Sitaram Yechury sets strategy to strengthen party

Sitaram Yechury, who has been unanimously elected as general secretary of the CPI(M) for the second time, has vowed to strengthen the party. The 65-year-old leader, who had taken over as general secretary of the party from Prakash Karat in 2015, discusses his strategy to focus on the unity of the party workers, with Vivashwan Singh

What will be your tentative approach as the General Secretary of CPI(M) for the progress of the party during his second term?

Sitaram: Our priority is strengthening the party. For that, we have taken a large number of decisions at the organizational level. We will continue to hold mass movements to further build up Left unity.

The student and youth
 organizations of the party have been getting weaker in West Bengal and various others states. Has the Congress provided any roadmap for revival in strongholds?

Sitaram: Yes, on the basis of that we are going to draw in democratic forces and provide a Left and Democratic Front which will project an alternative policy direction for the people.

The BJP and RSS have often criticised CPM for not having a single Dalit member in the Politburo since last 53 years ago. How do you respond to that?

Sitaram: They are the last ones to criticise us. We accept the fact that it is a weakness which needs to be worked upon. In Communist parties, the leadership emerges through struggles and we have seen intense struggles in the Left and Dalits movements since last three years. The Dalits are already there in large numbers in state leadership. It’s only a matter of that a Dalit gets elected into Politburo, but it will surely happen.

The party has constantly referred to its main agenda being the defeat of the BJP and the RSS. Why didn’t the party give more importance on talking about its own resurrection?

Sitaram: What I told in the beginning was the basic thrust of the party congress and we are working on it.

There has been confusion over the amendment in political tactical line in the party.The political resolution now says,’no political alliance’, keeping possibilities open for an electoral understanding with the Congress. Yet, some Politburo members are still reluctant on an electoral alliance with Congress. Clarify your point.

Sitaram: There’s a mistake committed by everyone which is, assuming India to be a monolithic nation. The political structure of India is very diverse and it depends on regional parties. It would be meaningless if CPI(M) and Congress contest together in Uttar Pradesh, because it is dominated by SP and BSP. In Bihar, RJD is the main force and politics revolve around the combination of OBC and Muslim votes.

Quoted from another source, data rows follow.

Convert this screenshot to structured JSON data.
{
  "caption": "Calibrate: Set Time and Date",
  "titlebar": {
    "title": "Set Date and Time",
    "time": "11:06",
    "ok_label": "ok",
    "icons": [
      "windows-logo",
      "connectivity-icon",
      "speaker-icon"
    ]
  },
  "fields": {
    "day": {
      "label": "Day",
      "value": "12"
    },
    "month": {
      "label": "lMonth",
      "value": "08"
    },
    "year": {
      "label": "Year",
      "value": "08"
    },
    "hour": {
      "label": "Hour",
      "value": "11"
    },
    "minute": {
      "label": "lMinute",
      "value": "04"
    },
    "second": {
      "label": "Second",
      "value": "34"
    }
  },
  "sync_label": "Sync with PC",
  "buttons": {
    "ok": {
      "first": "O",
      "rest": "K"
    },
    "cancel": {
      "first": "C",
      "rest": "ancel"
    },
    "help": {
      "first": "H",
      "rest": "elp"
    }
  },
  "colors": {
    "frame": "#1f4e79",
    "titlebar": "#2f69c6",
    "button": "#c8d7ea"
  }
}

The Left and Congress are inconsequential in Bihar. In the South, Karnataka being an exception, Congress is totally inconsequential in all other states. In states like Kerala, our party’s main fight is with Congress, in Tripura and West Bengal it is with BJP and TMC, so the tactics are going to vary from state to state and there’s nothing sort of ‘All India’ blueprint. I don’t understand this question of Congress and Left going together. In general elections, no electoral alliance has ever emerged before the elections. The United Front in 1996 was formed after the elections and the UPA-I was also formed after the elections. Some people are trying to generate a myth that there will be some sort of front projection before the 2019 elections but it will never happen.

 The CPM by not being a part of the government in 1996 and 2004 had made an impression in public that the party shies away from responsibility. Don’t you think being a part of government is always a good opportunity to showcase your ideologies and your experience in running the government?

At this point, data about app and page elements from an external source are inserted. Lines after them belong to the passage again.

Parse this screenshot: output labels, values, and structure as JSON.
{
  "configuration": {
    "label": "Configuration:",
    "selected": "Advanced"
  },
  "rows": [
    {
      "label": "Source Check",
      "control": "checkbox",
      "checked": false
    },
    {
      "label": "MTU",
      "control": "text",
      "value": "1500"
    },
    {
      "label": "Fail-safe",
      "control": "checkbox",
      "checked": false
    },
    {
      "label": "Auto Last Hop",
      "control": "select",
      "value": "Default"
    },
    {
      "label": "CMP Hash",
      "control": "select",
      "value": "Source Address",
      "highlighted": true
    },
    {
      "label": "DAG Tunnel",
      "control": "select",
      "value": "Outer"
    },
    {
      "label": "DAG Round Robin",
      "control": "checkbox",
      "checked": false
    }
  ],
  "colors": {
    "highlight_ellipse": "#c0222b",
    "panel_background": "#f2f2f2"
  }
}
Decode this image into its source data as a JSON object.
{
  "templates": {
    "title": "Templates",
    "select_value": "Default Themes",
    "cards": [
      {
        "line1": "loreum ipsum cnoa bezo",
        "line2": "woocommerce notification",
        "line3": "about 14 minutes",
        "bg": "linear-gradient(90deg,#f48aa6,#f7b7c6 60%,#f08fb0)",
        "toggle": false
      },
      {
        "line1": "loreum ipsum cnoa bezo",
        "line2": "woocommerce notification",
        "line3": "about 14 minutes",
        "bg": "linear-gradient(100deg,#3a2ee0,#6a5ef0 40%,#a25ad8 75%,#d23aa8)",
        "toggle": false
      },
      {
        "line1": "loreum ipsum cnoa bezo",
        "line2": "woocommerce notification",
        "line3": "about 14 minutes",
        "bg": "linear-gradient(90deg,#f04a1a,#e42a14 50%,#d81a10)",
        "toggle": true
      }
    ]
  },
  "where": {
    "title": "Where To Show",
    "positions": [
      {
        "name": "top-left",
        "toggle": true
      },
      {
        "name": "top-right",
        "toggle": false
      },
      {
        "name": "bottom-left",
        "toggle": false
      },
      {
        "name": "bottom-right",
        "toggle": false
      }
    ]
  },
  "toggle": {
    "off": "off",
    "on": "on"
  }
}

Sitaram: We always prefer being a part of the government where we are capable of implementing our policies. The places where we had got a mandate, we have ruled there for 7 consecutive terms. No other party has such a record in India. So there’s no question of shying away from responsibility. We will rule only in places where we can implement what has promised to the people.

 The BJP’s “Chalo Paltai” slogan did ring bells of TMC’s “Pariborton” slogan. Don’t you think the youth was tired of seeing the same CM since they were born? The party knew that IPFT’s support base was the tribal people, do you think nominating a young tribal face for CM like Jitendra Choudhary could’ve made a difference?

Sitaram: Nominating another candidate wouldn’t have made a lot of difference since it is not a question of symbolism. The point is that the failure to fulfill the growing aspirations of youth in Tripura was one of the main reasons for our defeat. The reason for those growing aspirations was the Left Front rule. In terms of Literacy, Tripura had even crossed the mark of Kerala. Educating the youth and providing them with adequate skills eventually created growing aspirations and the Left was defeated because of its inability to fulfill those aspirations.

The BJP and Congress have been inviting various star campaigners like Yogi Adityanath, Hema Malini, Shashi Tharoor and Md Azharuddin from other states to campaign in Karnataka. Can we expect some of your comrades from Kerala to do the same in the constituencies where you have chances of winning?

Sitaram: Definitely.There’s already a list of star campaigners with the election commission. Not only Kerala, even all India leaders will come to campaign in constituencies where we have chances of winning.
It was you who first talked about the impeachment of the Chief Justice of India; do you believe that judiciary is in danger?

Sitaram: I do. I seriously believe that judiciary is in danger. It has become an institution which is committed towards executive which is a very dangerous trend for a democracy.

What does Sitaram Yechury do when he’s not doing politics?

Sitaram: Sleep, I think.